*EXERCISE*: From the entries below, copy every line where the string "JSON" appears.

----- SUPPLIED ENTRIES

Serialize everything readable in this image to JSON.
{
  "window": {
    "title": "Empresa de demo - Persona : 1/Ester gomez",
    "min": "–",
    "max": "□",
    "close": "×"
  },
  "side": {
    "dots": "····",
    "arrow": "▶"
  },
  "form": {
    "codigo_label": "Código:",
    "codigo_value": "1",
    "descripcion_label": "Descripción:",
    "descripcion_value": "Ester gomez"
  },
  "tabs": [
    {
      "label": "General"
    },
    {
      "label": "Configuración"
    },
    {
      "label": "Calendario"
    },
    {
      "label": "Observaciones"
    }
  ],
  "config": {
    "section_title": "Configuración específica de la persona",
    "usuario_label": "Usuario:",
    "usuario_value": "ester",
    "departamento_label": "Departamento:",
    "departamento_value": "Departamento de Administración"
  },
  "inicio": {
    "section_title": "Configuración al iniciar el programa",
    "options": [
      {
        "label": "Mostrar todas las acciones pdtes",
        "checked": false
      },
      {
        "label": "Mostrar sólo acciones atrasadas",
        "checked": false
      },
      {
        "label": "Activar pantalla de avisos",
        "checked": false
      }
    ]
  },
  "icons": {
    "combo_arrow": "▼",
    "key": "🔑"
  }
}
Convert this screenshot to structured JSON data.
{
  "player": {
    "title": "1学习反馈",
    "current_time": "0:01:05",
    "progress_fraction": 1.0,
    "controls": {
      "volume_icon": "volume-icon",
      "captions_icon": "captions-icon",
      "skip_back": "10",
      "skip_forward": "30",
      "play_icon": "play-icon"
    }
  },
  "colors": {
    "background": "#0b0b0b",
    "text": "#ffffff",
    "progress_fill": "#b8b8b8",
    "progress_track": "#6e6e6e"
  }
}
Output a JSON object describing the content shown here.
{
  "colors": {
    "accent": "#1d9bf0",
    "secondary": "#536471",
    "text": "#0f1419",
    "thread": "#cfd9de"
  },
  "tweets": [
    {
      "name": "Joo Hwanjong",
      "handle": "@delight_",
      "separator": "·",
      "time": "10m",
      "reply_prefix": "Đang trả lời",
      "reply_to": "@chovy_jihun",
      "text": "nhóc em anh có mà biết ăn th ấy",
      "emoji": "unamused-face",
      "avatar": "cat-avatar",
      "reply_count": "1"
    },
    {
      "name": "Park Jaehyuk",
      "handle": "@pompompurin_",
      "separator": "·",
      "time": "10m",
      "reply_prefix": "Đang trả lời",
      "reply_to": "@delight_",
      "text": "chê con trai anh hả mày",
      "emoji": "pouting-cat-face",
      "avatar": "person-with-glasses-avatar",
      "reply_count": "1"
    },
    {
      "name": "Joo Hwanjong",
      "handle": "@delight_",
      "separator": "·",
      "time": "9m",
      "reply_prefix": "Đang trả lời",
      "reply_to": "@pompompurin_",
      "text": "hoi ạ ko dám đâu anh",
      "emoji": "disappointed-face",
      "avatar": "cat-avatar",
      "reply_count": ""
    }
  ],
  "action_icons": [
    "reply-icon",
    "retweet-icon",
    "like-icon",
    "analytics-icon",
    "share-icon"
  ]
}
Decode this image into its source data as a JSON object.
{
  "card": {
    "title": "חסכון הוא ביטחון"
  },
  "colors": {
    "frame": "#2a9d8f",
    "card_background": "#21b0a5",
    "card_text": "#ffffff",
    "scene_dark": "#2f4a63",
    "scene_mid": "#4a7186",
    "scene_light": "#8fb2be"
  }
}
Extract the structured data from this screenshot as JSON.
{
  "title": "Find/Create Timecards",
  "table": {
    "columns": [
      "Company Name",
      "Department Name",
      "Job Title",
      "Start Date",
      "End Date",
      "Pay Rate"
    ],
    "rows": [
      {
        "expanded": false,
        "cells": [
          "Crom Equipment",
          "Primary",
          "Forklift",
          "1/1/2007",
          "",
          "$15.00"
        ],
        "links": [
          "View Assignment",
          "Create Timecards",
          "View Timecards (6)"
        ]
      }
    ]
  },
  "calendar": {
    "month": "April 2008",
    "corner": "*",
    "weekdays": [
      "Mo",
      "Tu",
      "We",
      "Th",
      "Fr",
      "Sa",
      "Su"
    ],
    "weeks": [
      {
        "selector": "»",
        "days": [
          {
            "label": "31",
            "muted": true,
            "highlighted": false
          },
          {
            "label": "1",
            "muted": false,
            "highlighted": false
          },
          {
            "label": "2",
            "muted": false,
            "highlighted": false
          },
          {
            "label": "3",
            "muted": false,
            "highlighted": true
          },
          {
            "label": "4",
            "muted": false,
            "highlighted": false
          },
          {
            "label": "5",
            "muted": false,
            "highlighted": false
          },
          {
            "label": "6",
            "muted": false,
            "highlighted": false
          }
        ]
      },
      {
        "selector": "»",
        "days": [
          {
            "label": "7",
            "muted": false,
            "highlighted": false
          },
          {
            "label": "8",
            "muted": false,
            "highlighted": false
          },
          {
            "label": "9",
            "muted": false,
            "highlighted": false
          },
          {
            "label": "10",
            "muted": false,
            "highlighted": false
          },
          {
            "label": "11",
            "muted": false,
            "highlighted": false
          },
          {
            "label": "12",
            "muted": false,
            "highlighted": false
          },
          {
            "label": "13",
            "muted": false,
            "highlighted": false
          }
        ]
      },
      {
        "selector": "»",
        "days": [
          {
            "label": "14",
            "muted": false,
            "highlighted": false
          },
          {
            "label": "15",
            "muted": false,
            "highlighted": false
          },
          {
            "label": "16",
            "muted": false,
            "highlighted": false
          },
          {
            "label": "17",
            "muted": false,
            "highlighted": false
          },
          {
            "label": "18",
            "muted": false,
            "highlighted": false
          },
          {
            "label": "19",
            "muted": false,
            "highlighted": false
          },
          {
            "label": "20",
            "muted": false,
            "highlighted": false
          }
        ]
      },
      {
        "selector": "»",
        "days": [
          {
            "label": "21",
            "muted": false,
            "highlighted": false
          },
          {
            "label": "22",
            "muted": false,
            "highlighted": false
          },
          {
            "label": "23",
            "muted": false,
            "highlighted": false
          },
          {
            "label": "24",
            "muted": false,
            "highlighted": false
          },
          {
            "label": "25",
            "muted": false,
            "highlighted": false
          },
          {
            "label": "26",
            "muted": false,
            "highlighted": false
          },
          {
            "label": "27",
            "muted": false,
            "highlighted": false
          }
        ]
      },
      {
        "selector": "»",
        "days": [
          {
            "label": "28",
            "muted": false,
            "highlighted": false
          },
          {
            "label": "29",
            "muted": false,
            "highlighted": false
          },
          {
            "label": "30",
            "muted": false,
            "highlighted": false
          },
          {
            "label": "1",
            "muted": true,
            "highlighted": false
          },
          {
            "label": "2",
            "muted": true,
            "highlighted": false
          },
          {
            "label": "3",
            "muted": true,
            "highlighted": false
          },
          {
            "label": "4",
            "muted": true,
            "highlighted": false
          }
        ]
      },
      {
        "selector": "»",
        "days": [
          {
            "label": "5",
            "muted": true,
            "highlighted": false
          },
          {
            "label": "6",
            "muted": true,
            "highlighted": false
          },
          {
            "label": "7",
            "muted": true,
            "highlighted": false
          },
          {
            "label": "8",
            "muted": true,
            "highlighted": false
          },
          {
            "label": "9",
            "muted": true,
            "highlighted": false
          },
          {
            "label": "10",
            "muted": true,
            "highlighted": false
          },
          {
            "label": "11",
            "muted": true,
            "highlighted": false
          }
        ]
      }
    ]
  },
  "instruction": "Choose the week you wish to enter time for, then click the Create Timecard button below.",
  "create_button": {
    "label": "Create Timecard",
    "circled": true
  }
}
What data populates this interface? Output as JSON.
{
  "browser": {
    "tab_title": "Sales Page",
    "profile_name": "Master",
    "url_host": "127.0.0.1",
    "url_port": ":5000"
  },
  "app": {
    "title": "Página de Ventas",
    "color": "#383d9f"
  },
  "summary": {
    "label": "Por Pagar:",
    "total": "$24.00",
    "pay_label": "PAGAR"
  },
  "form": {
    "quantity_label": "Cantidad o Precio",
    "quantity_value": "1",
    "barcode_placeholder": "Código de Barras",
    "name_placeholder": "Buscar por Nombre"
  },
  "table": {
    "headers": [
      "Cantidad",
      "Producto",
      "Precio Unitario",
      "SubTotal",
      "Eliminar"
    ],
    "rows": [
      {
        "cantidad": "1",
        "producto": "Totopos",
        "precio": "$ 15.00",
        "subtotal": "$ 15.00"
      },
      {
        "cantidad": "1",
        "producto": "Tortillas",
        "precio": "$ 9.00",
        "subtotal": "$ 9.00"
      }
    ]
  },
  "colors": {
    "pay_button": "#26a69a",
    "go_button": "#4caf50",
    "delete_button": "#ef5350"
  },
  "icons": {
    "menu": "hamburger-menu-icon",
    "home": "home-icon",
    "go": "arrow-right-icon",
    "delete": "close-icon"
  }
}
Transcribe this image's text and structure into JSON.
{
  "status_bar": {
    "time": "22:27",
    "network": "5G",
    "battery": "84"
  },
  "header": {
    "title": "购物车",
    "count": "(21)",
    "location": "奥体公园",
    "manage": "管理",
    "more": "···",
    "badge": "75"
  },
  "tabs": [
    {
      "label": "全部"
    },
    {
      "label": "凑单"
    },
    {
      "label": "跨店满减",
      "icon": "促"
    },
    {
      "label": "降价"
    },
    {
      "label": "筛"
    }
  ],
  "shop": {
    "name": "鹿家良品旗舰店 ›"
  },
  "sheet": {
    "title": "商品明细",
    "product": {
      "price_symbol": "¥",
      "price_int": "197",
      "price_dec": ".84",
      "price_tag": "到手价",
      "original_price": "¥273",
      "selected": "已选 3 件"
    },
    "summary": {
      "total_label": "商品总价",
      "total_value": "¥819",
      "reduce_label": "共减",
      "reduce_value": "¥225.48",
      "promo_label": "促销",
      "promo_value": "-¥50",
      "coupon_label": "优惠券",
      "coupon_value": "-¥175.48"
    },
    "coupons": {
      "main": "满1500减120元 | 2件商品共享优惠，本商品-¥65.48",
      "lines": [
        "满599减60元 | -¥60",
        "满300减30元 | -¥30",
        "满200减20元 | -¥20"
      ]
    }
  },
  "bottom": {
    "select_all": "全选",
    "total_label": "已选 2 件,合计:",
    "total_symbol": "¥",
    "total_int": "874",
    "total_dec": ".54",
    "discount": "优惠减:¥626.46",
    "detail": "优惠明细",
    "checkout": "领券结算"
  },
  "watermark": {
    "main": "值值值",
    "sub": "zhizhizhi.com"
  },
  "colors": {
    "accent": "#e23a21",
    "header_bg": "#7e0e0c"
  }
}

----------

*PROBLEM SOLUTION*:
Serialize everything readable in this image to JSON.
Convert this screenshot to structured JSON data.
Output a JSON object describing the content shown here.
Decode this image into its source data as a JSON object.
Extract the structured data from this screenshot as JSON.
What data populates this interface? Output as JSON.
Transcribe this image's text and structure into JSON.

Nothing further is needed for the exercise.